By: Wes Lawson
Starring: Tobin Bell, Julie Benz, Costas Mandylor, Meagan Good
Directed by David Hackl
Run time: 88 minutes
1.5 out of 5 stars
(Note: This review discusses key plot points from the previous “Saw” films, since it’s difficult to review the fifth without mentioning some of them. It’s doubtful that anyone reading this review won’t have seen them, but in any case, I issue a SPOILER WARNING at the outset. )
Another Halloween, another “Saw” movie. Another series of traps, another ludicrously complicated plot, another patching up of the various plot holes from previous installments, and another twist ending.
But speaking as a die-hard “Saw” fan, I must say that this is the first in the series where I was completely bored and uninterested. After five movies, this franchise is out of gas and out of ideas and it needs to be put out of its misery.
The fourth film hinted that Agent Hoffman (Mandylor), who was in charge of the Jigsaw investigation, has now taken Jigsaw’s place after his death.

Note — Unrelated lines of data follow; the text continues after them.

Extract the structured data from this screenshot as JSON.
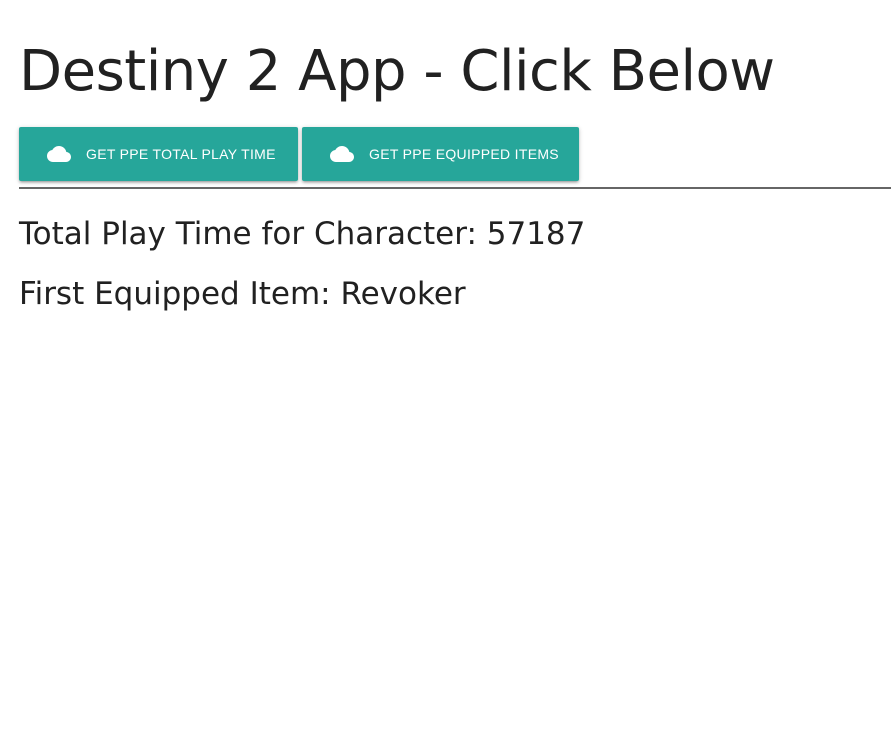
{
  "page": {
    "title": "Destiny 2 App - Click Below"
  },
  "buttons": [
    {
      "label": "GET PPE TOTAL PLAY TIME",
      "icon": "cloud-icon"
    },
    {
      "label": "GET PPE EQUIPPED ITEMS",
      "icon": "cloud-icon"
    }
  ],
  "results": {
    "playtime_text": "Total Play Time for Character: 57187",
    "equipped_text": "First Equipped Item: Revoker"
  },
  "colors": {
    "button_background": "#26a69a",
    "button_text": "#ffffff",
    "text": "#212121",
    "divider": "#666666"
  }
}
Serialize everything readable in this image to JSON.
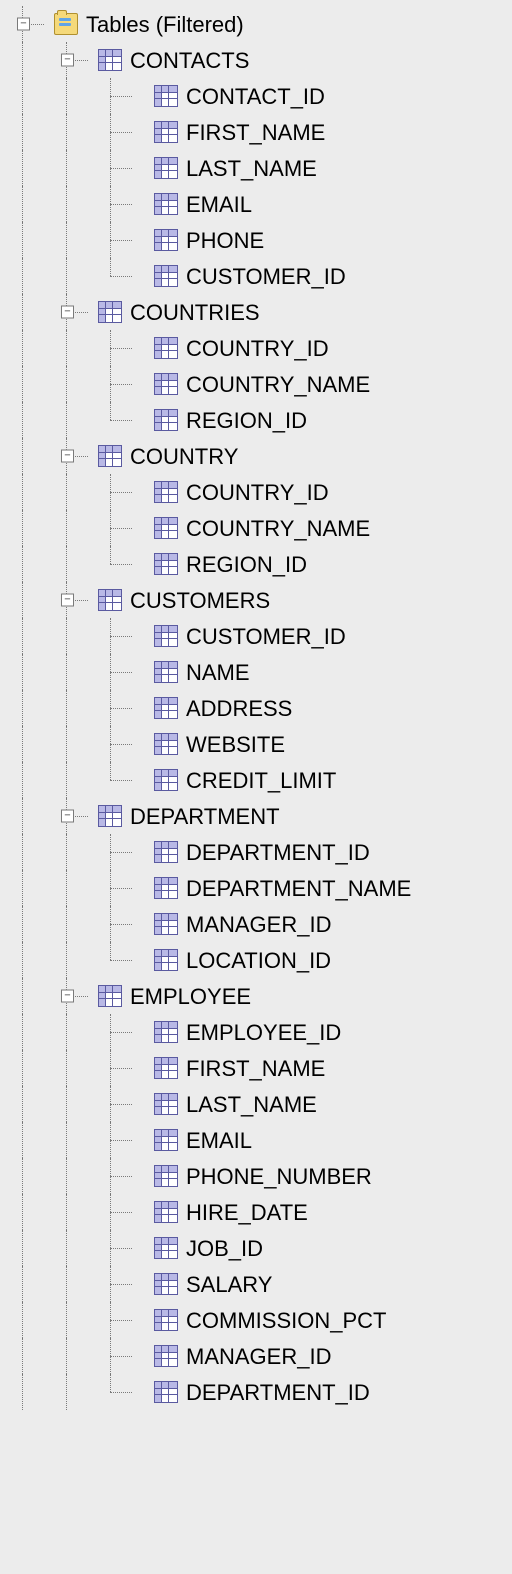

Officer Strahm, another character who apparently we were supposed to know from the previous films, is hot on his trail. Meanwhile, Hoffman has set up another game for five more people, in which they run the risk of getting decapitated, blown up, electrocuted or bled to death.
Really, the plot is of little importance, since there isn’t much of it to speak of.

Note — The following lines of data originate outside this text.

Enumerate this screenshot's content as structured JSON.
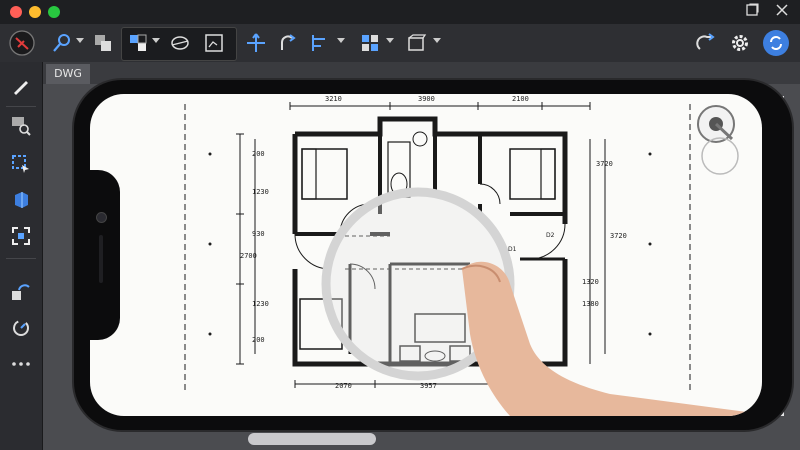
{
  "app": {
    "tab_label": "DWG"
  },
  "plan": {
    "dims_top": [
      "3210",
      "3900",
      "2100"
    ],
    "dims_bottom": [
      "2070",
      "3957"
    ],
    "dims_left": [
      "200",
      "1230",
      "930",
      "2700",
      "1230",
      "200"
    ],
    "dims_right": [
      "3720",
      "3720",
      "1320",
      "1380"
    ],
    "labels": [
      "D1",
      "D2"
    ]
  },
  "colors": {
    "accent": "#3d7fe0",
    "titlebar": "#1e1f22",
    "toolbar": "#2e2f33",
    "paper": "#fbfbf9",
    "ink": "#1a1a1a"
  },
  "icons": [
    "close-window-icon",
    "minimize-window-icon",
    "maximize-window-icon",
    "restore-window-icon",
    "app-close-icon",
    "app-logo-icon",
    "pen-tool-icon",
    "layers-icon",
    "layer-swap-icon",
    "layer-off-icon",
    "isolate-icon",
    "move-icon",
    "rotate-icon",
    "align-icon",
    "grid-icon",
    "block-icon",
    "sync-icon",
    "settings-icon",
    "user-icon",
    "draw-icon",
    "zoom-window-icon",
    "select-icon",
    "3d-box-icon",
    "fit-icon",
    "pan-icon",
    "measure-icon",
    "more-icon",
    "compass-icon"
  ]
}
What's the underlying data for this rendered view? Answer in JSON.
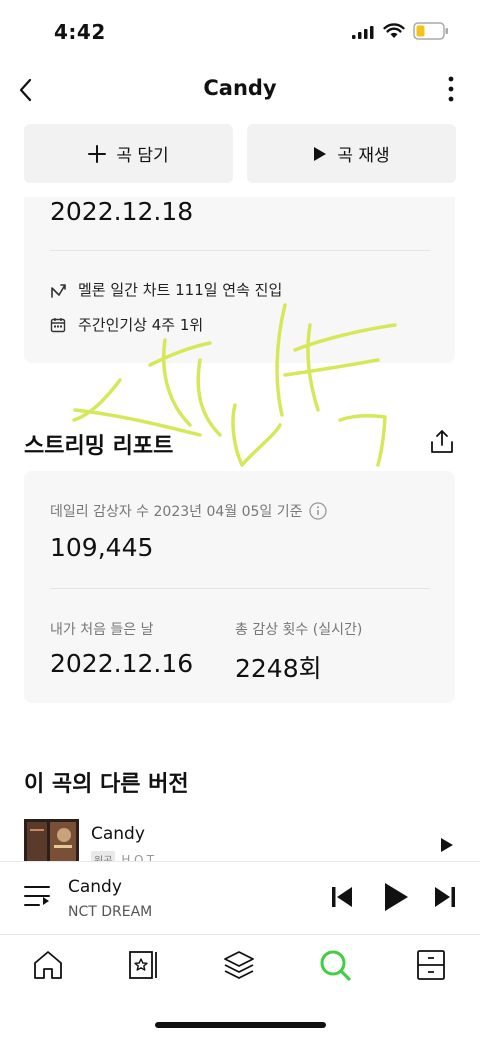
{
  "status_bar": {
    "time": "4:42"
  },
  "nav": {
    "title": "Candy"
  },
  "actions": {
    "add_label": "곡 담기",
    "play_label": "곡 재생"
  },
  "info": {
    "release_date": "2022.12.18",
    "chart_streak": "멜론 일간 차트 111일 연속 진입",
    "weekly_popular": "주간인기상 4주 1위"
  },
  "streaming_report": {
    "title": "스트리밍 리포트",
    "daily_label": "데일리 감상자 수 2023년 04월 05일 기준",
    "daily_value": "109,445",
    "first_listen_label": "내가 처음 들은 날",
    "first_listen_value": "2022.12.16",
    "total_plays_label": "총 감상 횟수 (실시간)",
    "total_plays_value": "2248회"
  },
  "other_versions": {
    "title": "이 곡의 다른 버전",
    "items": [
      {
        "title": "Candy",
        "badge": "원곡",
        "artist": "H.O.T."
      }
    ]
  },
  "mini_player": {
    "title": "Candy",
    "artist": "NCT DREAM"
  },
  "colors": {
    "accent": "#3fcf40",
    "card_bg": "#f7f7f7",
    "button_bg": "#f2f2f2",
    "scribble": "#d6e85a"
  },
  "tabs": [
    {
      "icon": "home-icon"
    },
    {
      "icon": "library-icon"
    },
    {
      "icon": "layers-icon"
    },
    {
      "icon": "search-icon",
      "active": true
    },
    {
      "icon": "drawer-icon"
    }
  ]
}
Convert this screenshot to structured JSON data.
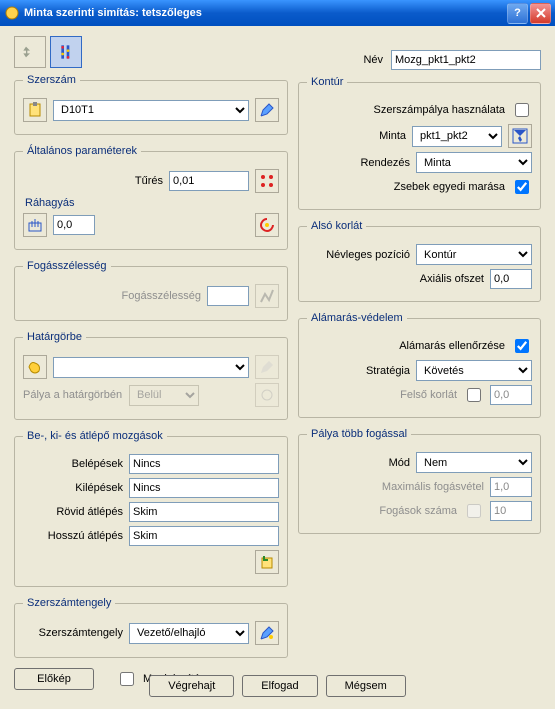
{
  "window": {
    "title": "Minta szerinti simítás: tetszőleges"
  },
  "top": {
    "name_label": "Név",
    "name_value": "Mozg_pkt1_pkt2"
  },
  "tool": {
    "legend": "Szerszám",
    "value": "D10T1"
  },
  "general": {
    "legend": "Általános paraméterek",
    "tolerance_label": "Tűrés",
    "tolerance_value": "0,01",
    "allowance_label": "Ráhagyás",
    "allowance_value": "0,0"
  },
  "cutwidth": {
    "legend": "Fogásszélesség",
    "label": "Fogásszélesség"
  },
  "boundary": {
    "legend": "Határgörbe",
    "path_label": "Pálya a határgörbén",
    "path_value": "Belül"
  },
  "moves": {
    "legend": "Be-, ki- és átlépő mozgások",
    "in_label": "Belépések",
    "in_value": "Nincs",
    "out_label": "Kilépések",
    "out_value": "Nincs",
    "short_label": "Rövid átlépés",
    "short_value": "Skim",
    "long_label": "Hosszú átlépés",
    "long_value": "Skim"
  },
  "axis": {
    "legend": "Szerszámtengely",
    "label": "Szerszámtengely",
    "value": "Vezető/elhajló"
  },
  "contour": {
    "legend": "Kontúr",
    "use_label": "Szerszámpálya használata",
    "pattern_label": "Minta",
    "pattern_value": "pkt1_pkt2",
    "order_label": "Rendezés",
    "order_value": "Minta",
    "pocket_label": "Zsebek egyedi marása"
  },
  "lower": {
    "legend": "Alsó korlát",
    "nominal_label": "Névleges pozíció",
    "nominal_value": "Kontúr",
    "axial_label": "Axiális ofszet",
    "axial_value": "0,0"
  },
  "gouge": {
    "legend": "Alámarás-védelem",
    "check_label": "Alámarás ellenőrzése",
    "strategy_label": "Stratégia",
    "strategy_value": "Követés",
    "upper_label": "Felső korlát",
    "upper_value": "0,0"
  },
  "multipass": {
    "legend": "Pálya több fogással",
    "mode_label": "Mód",
    "mode_value": "Nem",
    "max_label": "Maximális fogásvétel",
    "max_value": "1,0",
    "count_label": "Fogások száma",
    "count_value": "10"
  },
  "footer": {
    "preview": "Előkép",
    "display": "Megjelenítés",
    "execute": "Végrehajt",
    "accept": "Elfogad",
    "cancel": "Mégsem"
  }
}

If “Saw” had stopped at number 3, with the death of Tobin Bell as the original Jigsaw, then the series might have remained an effective little horror trilogy. By continuing on without him, the filmmakers have shot themselves in the foot, having to rely on copious flashbacks to fill in the blanks of the previous films and keep Jigsaw around to keep things interesting. Hoffman is not an interesting character, and about forty percent of the film is flashbacks showing how he became Jigsaw’s right hand man. Apparently Jigsaw was the smartest man who ever lived and could juggle two henchmen without them ever running into each other and plan the most elaborate traps and plots fifty steps ahead of everyone trying to get him.
Worse is the subplot involving the game played by the five connected people, who share a bond over something stupid. Their story is completely pointless and it only serves to alleviate the tedium of the flashback sequences. The traps, which are the only reason to see these films anymore, are getting to be kind of boring, and the twist ending is so nonsensical and unearned that it reminds us of how effective the twists in the previous films were.
Director David Hackl has learned from director Darren Lynn Bousman and pretty much has the same directorial techniques and grungy interiors as the previous films. But no matter how hard he tries, he can’t overcome the deficiencies of the screenplay, which humanize Jigsaw to the point where we don’t care anymore, and provides us a new killer who is about as interesting as a piece of paper.
I’m done with “Saw.” I was willing to give it another chance after the disastrous fourth installment, but there’s only so much I can take. Jigsaw needs to go on break for a few years and get some new writers and directors if he ever wants people to be interested in his story again. But as of right now, the makers of “Saw 5” should call it quits.